### WORK ORDER
Filter the records down to the lines that hold the word "JSON", and copy each of those lines.

### DATA EXCERPTS
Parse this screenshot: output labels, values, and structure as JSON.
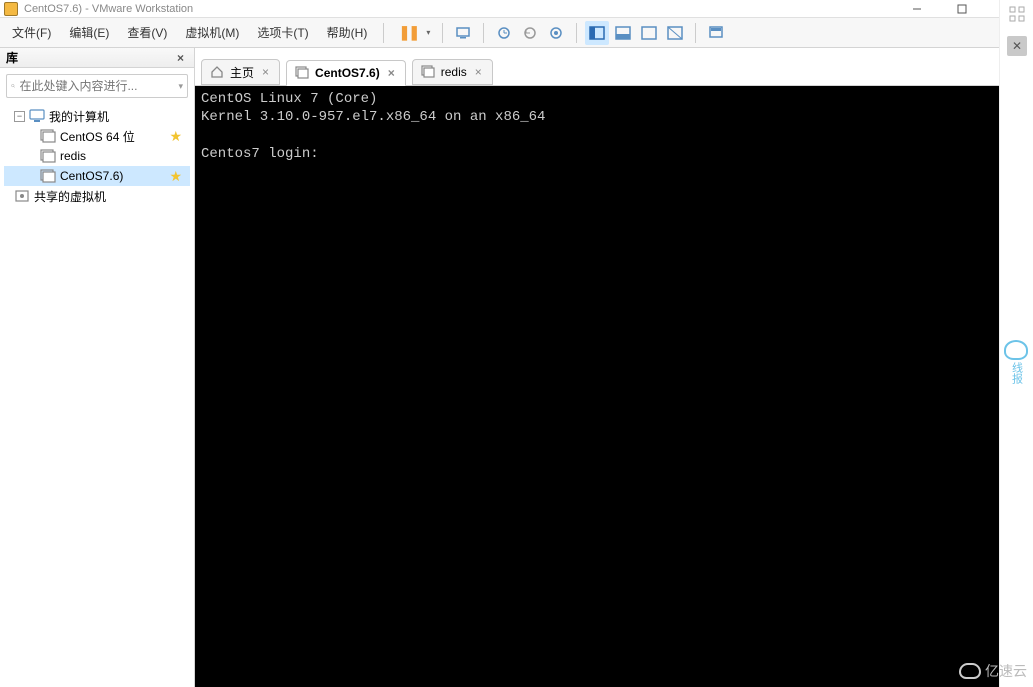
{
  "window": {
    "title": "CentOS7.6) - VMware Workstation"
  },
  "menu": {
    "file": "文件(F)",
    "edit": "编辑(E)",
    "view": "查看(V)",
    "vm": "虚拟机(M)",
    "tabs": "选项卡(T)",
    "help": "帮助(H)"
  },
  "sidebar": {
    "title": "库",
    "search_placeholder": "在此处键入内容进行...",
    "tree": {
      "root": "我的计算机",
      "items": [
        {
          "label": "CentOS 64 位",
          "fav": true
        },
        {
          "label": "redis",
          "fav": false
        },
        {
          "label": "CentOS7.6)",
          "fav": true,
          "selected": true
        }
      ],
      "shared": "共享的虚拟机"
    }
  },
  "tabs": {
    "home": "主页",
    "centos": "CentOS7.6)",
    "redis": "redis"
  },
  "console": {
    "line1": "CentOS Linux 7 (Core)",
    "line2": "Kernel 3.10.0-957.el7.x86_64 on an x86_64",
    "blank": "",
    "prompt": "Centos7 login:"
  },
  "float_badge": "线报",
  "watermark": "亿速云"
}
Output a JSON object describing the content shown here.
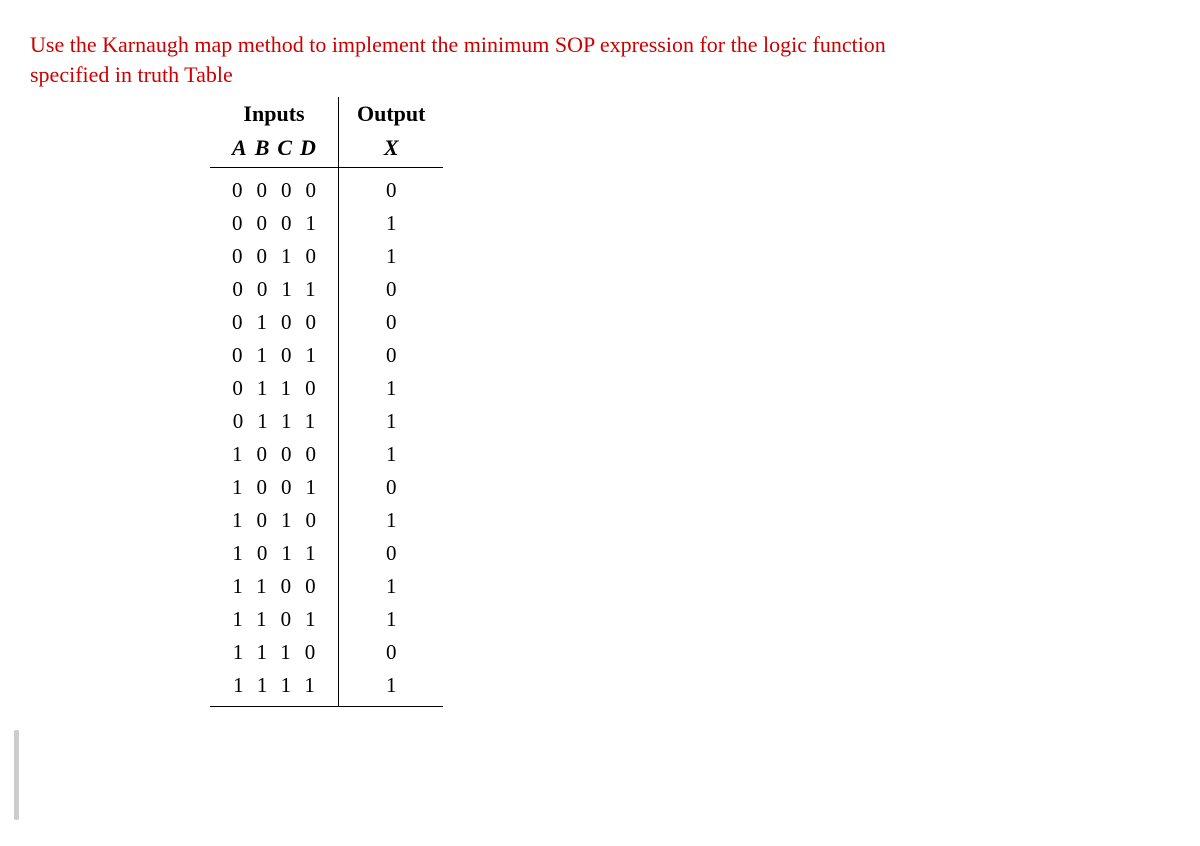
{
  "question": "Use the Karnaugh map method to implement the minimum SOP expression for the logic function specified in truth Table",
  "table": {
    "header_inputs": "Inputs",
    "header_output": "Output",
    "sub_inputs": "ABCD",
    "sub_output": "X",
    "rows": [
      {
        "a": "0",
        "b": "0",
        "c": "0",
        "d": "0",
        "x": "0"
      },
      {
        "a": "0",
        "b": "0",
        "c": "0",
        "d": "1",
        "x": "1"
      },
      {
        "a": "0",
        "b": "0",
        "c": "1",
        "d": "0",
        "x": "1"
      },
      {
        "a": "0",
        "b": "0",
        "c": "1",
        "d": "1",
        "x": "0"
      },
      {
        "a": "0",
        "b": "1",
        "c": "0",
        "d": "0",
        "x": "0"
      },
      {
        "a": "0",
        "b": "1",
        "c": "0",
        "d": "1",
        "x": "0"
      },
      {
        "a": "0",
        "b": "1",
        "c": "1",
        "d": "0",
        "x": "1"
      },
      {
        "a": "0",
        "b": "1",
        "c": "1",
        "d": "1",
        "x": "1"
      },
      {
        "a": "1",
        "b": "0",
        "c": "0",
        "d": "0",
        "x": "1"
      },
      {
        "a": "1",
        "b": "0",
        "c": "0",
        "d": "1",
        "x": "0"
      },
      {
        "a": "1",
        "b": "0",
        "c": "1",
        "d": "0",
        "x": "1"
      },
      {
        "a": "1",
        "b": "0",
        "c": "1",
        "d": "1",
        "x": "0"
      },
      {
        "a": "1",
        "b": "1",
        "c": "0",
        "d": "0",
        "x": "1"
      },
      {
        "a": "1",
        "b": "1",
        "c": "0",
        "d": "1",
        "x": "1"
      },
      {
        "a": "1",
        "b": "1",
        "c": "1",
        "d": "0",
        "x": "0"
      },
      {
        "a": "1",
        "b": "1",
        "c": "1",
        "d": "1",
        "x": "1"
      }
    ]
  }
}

### OUTPUT BELOW
Parse this screenshot: output labels, values, and structure as JSON.
Output a JSON object describing the content shown here.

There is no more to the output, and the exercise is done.